So far, much of the government and industry focus has been on large-scale renewable energy projects, given their importance in creating economies of scale and a competitive marketplace. However, smaller decentralised systems are now gaining slow but steady traction, especially in remote regions. The emergence of various market players with innovative business models and cost-effective solutions has provided the much-needed impetus to the off-grid renewable space, especially given that utility-scale projects suffer from challenges related to power offtake, transmission, land and financing.
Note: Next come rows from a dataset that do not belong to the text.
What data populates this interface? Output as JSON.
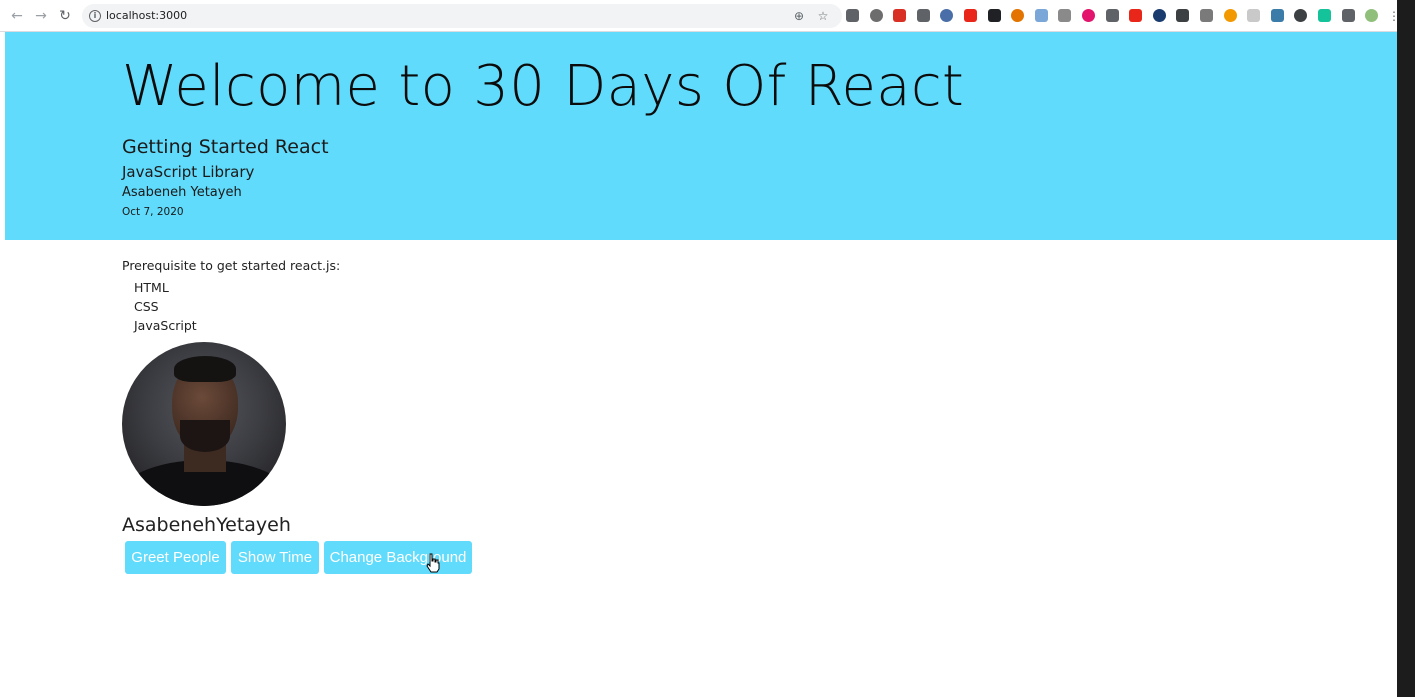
{
  "browser": {
    "url": "localhost:3000",
    "back_icon": "←",
    "forward_icon": "→",
    "reload_icon": "↻",
    "info_icon": "i",
    "zoom_icon": "⊕",
    "star_icon": "☆",
    "menu_icon": "⋮",
    "extensions": [
      {
        "name": "ext-1-icon",
        "color": "#5f6368"
      },
      {
        "name": "ext-2-icon",
        "color": "#6d6d6d"
      },
      {
        "name": "ext-3-icon",
        "color": "#d93025"
      },
      {
        "name": "ext-4-icon",
        "color": "#5f6368"
      },
      {
        "name": "ext-5-icon",
        "color": "#4a6ea8"
      },
      {
        "name": "ext-6-icon",
        "color": "#e8271a"
      },
      {
        "name": "ext-7-icon",
        "color": "#202124"
      },
      {
        "name": "ext-8-icon",
        "color": "#e37400"
      },
      {
        "name": "ext-9-icon",
        "color": "#7aa7d8"
      },
      {
        "name": "ext-10-icon",
        "color": "#8a8a8a"
      },
      {
        "name": "ext-11-icon",
        "color": "#e2146e"
      },
      {
        "name": "ext-12-icon",
        "color": "#5f6368"
      },
      {
        "name": "ext-13-icon",
        "color": "#e8271a"
      },
      {
        "name": "ext-14-icon",
        "color": "#1a3b6e"
      },
      {
        "name": "ext-15-icon",
        "color": "#3c4043"
      },
      {
        "name": "ext-16-icon",
        "color": "#7a7a7a"
      },
      {
        "name": "ext-17-icon",
        "color": "#f29900"
      },
      {
        "name": "ext-18-icon",
        "color": "#c9c9c9"
      },
      {
        "name": "ext-19-icon",
        "color": "#3c7ca8"
      },
      {
        "name": "ext-20-icon",
        "color": "#3c4043"
      },
      {
        "name": "ext-21-icon",
        "color": "#15c39a"
      },
      {
        "name": "ext-22-icon",
        "color": "#5f6368"
      },
      {
        "name": "ext-23-icon",
        "color": "#8fbf7a"
      }
    ]
  },
  "header": {
    "title": "Welcome to 30 Days Of React",
    "subtitle": "Getting Started React",
    "library": "JavaScript Library",
    "author": "Asabeneh Yetayeh",
    "date": "Oct 7, 2020",
    "background": "#61dbfb"
  },
  "main": {
    "prereq_label": "Prerequisite to get started react.js:",
    "techs": [
      "HTML",
      "CSS",
      "JavaScript"
    ],
    "full_name": "AsabenehYetayeh",
    "buttons": {
      "greet": "Greet People",
      "show_time": "Show Time",
      "change_background": "Change Background"
    }
  }
}
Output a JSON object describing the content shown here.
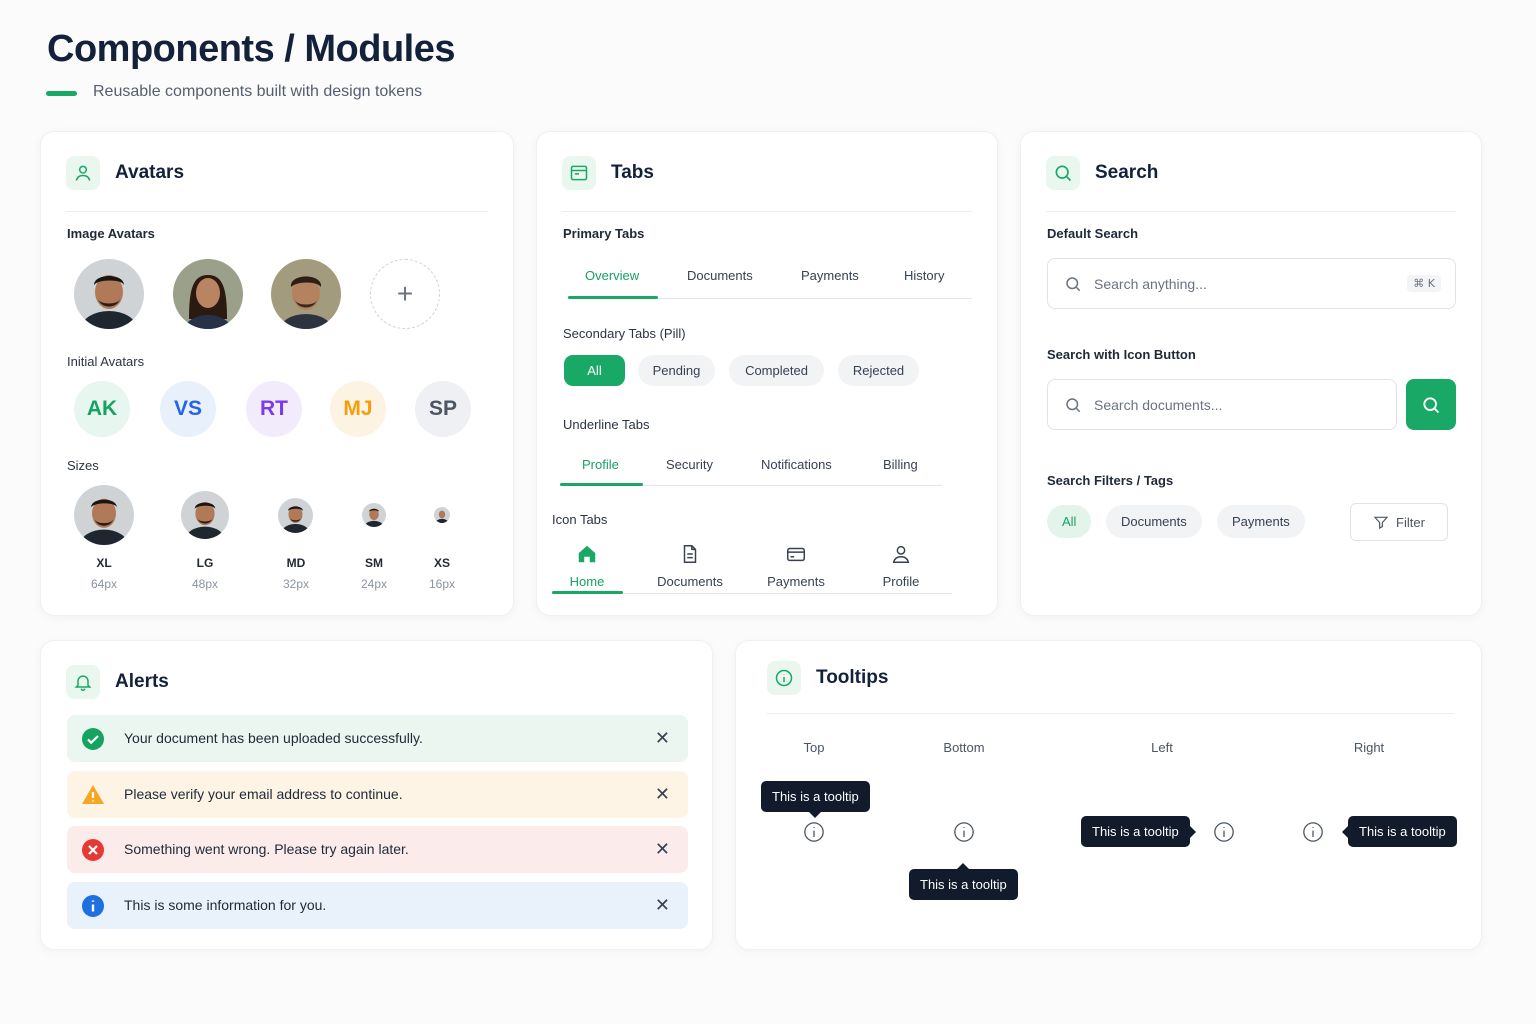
{
  "header": {
    "title": "Components / Modules",
    "subtitle": "Reusable components built with design tokens"
  },
  "avatars": {
    "title": "Avatars",
    "image_label": "Image Avatars",
    "add_symbol": "+",
    "initial_label": "Initial Avatars",
    "initials": [
      {
        "text": "AK",
        "color": "#16a362",
        "bg": "#e7f6ee"
      },
      {
        "text": "VS",
        "color": "#2563eb",
        "bg": "#e8f0fc"
      },
      {
        "text": "RT",
        "color": "#7c3aed",
        "bg": "#f1ebfc"
      },
      {
        "text": "MJ",
        "color": "#f59e0b",
        "bg": "#fdf3e2"
      },
      {
        "text": "SP",
        "color": "#4b5563",
        "bg": "#eef0f3"
      }
    ],
    "sizes_label": "Sizes",
    "sizes": [
      {
        "name": "XL",
        "px": "64px"
      },
      {
        "name": "LG",
        "px": "48px"
      },
      {
        "name": "MD",
        "px": "32px"
      },
      {
        "name": "SM",
        "px": "24px"
      },
      {
        "name": "XS",
        "px": "16px"
      }
    ]
  },
  "tabs": {
    "title": "Tabs",
    "primary_label": "Primary Tabs",
    "primary": [
      "Overview",
      "Documents",
      "Payments",
      "History"
    ],
    "secondary_label": "Secondary Tabs (Pill)",
    "secondary": [
      "All",
      "Pending",
      "Completed",
      "Rejected"
    ],
    "underline_label": "Underline Tabs",
    "underline": [
      "Profile",
      "Security",
      "Notifications",
      "Billing"
    ],
    "icon_label": "Icon Tabs",
    "icon_tabs": [
      {
        "label": "Home",
        "icon": "home-icon"
      },
      {
        "label": "Documents",
        "icon": "document-icon"
      },
      {
        "label": "Payments",
        "icon": "credit-card-icon"
      },
      {
        "label": "Profile",
        "icon": "user-icon"
      }
    ]
  },
  "search": {
    "title": "Search",
    "default_label": "Default Search",
    "default_placeholder": "Search anything...",
    "shortcut": "⌘ K",
    "icon_button_label": "Search with Icon Button",
    "icon_button_placeholder": "Search documents...",
    "filters_label": "Search Filters / Tags",
    "tags": [
      "All",
      "Documents",
      "Payments"
    ],
    "filter_button": "Filter"
  },
  "alerts": {
    "title": "Alerts",
    "items": [
      {
        "type": "success",
        "message": "Your document has been uploaded successfully.",
        "bg": "#eaf6ef",
        "color": "#16a362"
      },
      {
        "type": "warning",
        "message": "Please verify your email address to continue.",
        "bg": "#fdf4e6",
        "color": "#f5a623"
      },
      {
        "type": "error",
        "message": "Something went wrong. Please try again later.",
        "bg": "#fcebeb",
        "color": "#e53935"
      },
      {
        "type": "info",
        "message": "This is some information for you.",
        "bg": "#e9f1fb",
        "color": "#1e6fe0"
      }
    ],
    "close_symbol": "✕"
  },
  "tooltips": {
    "title": "Tooltips",
    "positions": [
      "Top",
      "Bottom",
      "Left",
      "Right"
    ],
    "tooltip_text": "This is a tooltip"
  },
  "colors": {
    "accent": "#1aa866",
    "dark": "#111b2b"
  }
}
Going forward, the major policy developments and debate in the off-grid space will likely take place in the microgrid segment. Even though the grid has electrified all erstwhile unelectrified villages in India (according to the GARV dashboard), frequent outages are still a major issue. Therefore, rural customers are willing to pay a higher tariff for more reliable electricity from off-grid micro- and minigrids.
However, the extension of a reliable grid poses a challenge for microgrid developers, underlining the need for a good policy framework. To this end, in 2016, the MNRE issued a draft policy for mini- and microgrids, aiming to set up 500 MW of capacity in this space. The draft policy attempts to solve many prevailing challenges in the segment and provides for grid connection of microgrids as well as notification of areas where grid extension is not planned. However, uncertainty over financial assistance to the microgrid segment remains. Till date, the draft policy has not been finalised.
Going forward, microgrids will play a crucial role in shaping the off-grid segment. And this may well become the defining moment for the off-grid growth story in the coming decades.
By Sarthak Takyar